On 29 – 31 March, ICCROM participated in a series of planning meetings in Florence, Italy for the E-RIHS project for heritage science in collaboration with CNR (Consiglio Nazionale delle Ricerche) and a range of other institutional partners.
E-RIHS is a pan- European distributed research infrastructure, with laboratories and research units aggregated in national nodes and regional hubs, which offers knowledge expertise and use of state-of-the-art instrumentation, innovative investigation methodologies and access to scientific data. The infrastructure is organized in four main platforms: a mobile infrastructure (Molab), including portable instrumentation for in – situ (on the spot) non-invasive and non-destructive analyses, a fixed infrastructure (Fixlab), consisting of large-scale instrumentation, such as synchrotrons or accelerators, archives of data (Archlab), containing valuable and unique information hosted in museums, galleries and research institutes, and Digilab, for providing direct access to scientific data and information stored in databases, digital libraries and knowledge repositories.
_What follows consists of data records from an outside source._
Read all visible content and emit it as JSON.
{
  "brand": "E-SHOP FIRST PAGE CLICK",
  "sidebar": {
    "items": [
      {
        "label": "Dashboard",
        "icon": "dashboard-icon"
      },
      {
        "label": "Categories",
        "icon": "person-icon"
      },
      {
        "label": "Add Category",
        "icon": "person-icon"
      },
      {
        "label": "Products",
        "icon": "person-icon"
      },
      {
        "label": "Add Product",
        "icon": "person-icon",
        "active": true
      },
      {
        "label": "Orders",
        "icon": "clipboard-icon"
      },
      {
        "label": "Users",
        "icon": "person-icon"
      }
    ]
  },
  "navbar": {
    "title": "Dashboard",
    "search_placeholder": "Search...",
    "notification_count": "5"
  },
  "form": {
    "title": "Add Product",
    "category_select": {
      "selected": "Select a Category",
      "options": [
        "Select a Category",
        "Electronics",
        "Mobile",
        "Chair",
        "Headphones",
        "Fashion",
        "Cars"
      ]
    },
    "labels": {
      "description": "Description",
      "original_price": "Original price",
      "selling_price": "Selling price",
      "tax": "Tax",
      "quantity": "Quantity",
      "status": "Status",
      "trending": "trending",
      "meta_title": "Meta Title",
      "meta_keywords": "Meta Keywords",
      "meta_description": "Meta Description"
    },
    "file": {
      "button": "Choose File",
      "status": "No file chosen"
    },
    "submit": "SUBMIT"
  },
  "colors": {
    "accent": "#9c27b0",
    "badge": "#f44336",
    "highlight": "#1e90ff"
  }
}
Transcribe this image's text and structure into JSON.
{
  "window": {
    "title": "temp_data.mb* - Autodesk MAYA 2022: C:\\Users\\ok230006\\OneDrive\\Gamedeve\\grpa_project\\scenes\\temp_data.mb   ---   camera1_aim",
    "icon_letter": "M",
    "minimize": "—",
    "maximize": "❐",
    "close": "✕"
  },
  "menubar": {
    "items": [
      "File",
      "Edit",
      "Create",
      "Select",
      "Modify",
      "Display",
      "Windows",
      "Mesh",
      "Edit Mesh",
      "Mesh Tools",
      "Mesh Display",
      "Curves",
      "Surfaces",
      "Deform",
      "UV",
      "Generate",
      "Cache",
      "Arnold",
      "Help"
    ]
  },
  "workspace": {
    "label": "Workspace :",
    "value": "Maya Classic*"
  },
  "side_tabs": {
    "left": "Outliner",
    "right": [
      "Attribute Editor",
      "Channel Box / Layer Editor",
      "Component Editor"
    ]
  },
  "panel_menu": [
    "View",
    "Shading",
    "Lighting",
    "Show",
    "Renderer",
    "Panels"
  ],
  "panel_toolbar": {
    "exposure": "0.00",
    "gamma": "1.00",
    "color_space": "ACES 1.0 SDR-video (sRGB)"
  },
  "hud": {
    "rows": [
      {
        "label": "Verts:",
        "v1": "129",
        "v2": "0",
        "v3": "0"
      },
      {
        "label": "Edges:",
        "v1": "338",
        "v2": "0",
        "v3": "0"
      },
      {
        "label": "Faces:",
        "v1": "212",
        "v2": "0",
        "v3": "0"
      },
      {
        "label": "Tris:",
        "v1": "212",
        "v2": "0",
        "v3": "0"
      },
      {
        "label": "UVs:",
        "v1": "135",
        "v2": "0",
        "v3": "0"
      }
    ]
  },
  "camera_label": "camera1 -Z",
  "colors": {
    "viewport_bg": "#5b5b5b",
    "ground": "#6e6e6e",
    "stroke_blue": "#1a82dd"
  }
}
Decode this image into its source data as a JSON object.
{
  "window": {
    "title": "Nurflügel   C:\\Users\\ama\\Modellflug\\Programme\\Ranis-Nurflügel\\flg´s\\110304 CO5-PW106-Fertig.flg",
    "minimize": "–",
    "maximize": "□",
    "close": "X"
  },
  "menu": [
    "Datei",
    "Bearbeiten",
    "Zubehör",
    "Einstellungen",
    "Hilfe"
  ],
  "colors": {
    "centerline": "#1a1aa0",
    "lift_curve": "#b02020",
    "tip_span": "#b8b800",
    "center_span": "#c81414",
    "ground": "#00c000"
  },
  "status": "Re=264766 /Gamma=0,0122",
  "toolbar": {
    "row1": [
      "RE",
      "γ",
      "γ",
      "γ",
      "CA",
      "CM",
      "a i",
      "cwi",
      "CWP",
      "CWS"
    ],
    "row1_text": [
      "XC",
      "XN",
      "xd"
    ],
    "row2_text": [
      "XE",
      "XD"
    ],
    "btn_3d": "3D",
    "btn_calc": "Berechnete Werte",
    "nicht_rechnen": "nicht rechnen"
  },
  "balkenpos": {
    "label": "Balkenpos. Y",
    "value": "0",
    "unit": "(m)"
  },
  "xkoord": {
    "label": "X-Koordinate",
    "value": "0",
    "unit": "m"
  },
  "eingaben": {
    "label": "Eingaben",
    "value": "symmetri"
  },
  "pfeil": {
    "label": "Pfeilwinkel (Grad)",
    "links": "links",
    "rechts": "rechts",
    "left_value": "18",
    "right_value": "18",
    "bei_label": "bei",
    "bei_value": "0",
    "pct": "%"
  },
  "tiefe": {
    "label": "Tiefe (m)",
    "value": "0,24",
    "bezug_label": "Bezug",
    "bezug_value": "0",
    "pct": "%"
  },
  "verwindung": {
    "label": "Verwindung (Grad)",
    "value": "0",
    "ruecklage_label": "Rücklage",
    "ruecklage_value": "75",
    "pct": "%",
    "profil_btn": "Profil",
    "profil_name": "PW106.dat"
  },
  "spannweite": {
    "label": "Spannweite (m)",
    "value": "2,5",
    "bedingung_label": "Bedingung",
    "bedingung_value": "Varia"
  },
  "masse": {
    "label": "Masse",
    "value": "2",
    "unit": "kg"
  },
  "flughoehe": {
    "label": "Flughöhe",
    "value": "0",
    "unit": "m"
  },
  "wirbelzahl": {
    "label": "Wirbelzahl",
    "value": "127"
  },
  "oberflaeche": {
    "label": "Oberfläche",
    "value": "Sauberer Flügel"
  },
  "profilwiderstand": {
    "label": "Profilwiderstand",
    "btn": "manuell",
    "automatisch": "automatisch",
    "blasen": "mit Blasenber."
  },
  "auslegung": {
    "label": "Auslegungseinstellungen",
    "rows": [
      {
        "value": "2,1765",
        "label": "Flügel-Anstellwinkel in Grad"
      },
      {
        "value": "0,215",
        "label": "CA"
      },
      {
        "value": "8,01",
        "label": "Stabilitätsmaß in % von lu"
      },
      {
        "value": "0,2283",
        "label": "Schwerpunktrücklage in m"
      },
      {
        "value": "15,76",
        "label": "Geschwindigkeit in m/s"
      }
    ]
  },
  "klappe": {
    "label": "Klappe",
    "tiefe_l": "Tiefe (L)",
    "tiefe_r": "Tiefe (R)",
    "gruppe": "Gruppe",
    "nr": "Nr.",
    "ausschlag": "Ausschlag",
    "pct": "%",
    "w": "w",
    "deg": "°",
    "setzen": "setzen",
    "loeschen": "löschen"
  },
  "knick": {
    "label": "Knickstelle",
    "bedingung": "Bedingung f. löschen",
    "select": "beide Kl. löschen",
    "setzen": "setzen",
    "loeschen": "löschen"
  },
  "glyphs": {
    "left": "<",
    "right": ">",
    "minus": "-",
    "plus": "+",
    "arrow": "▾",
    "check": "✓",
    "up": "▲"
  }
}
The E-RIHS consortium includes institutions representing fifteen EU members of the European Union and Israel and is led by the CNR – National Research Council of Italy. Researchers from the humanities, natural sciences and engineering, such as art historians, archaeologists, architects, paleo-anthropologists, restorers, curators, computer scientists, chemists and physicists, unite their efforts to develop together the emerging discipline of heritage science.
ICCROM’s participation in E-RIHS is intended to build on and amplify the work of ICCROM’s 2013 Forum on Conservation Science. It takes an active role in E-RIHS by extending its reach to countries outside the European Union, with the long-term vision to transform E-RIHS into a global research institution.
The European Commission approved the allocation of ca. 4 million Euros towards the establishment of E-RIHS. Its preparatory phase (E-RIHSPP) is funded through the program for research and innovation H2020 -INFRADEV-2016-2017 (Development and long-term sustainability of new pan-European research infrastructures). The preparatory phase of E-RIHS started in January 2017 and will last for three years, during which functional aspects will be established, such as its governance, economic and sustainability plans, policies, training programs and above all the legal and operative steps needed for the creation of the European Research Infrastructure Consortium (ERIC). With support from the Ente Cassa di Risparmio di Firenze and the patronages of Regione Toscana and Florence municipality, the European candidate to host the legal and operative seat of E-RIHS is the city of Florence.
The kick-off meeting of E-RIHSPP (30-31 March 2017) was preceded by a one-day international workshop at the designated seat for E-RIHS in Florence, the ex-Monastery del Maglio. It opened with speeches by high profile political and administrative figures such as Dario Nardella, mayor of Florence, and Umberto Tombari, president of the Ente Cassa di Risparmio di Firenze. The national and international dimensions of E-RIHS and its place in the global research landscape were drawn by Massimo Inguscio, president of CNR; Antonio Cesaro, Undersecretary of the Italian Ministry of Cultural Heritage and Tourism; Fabio Donato of the Ministry of Education, University and Research; and Antonio Di Giulio, Head of Unit Research Infrastructures, DG Research, Science & Innovation of the European Commission.
At the meeting, ICCROM’s Director-General, Stefano de Caro, detailed his vision for a global Heritage Science infrastructure. Delegates from the UK, France, Germany, Portugal, Greece and Belgium in turn presented their countries’ activities and initiatives towards the establishment of national nodes for E-RIHS.
The E-RIHS planning meeting was a side event to the G7 Culture meetings in Florence, held at the initiative of Italy’s Culture Minister, Dario Franceschini.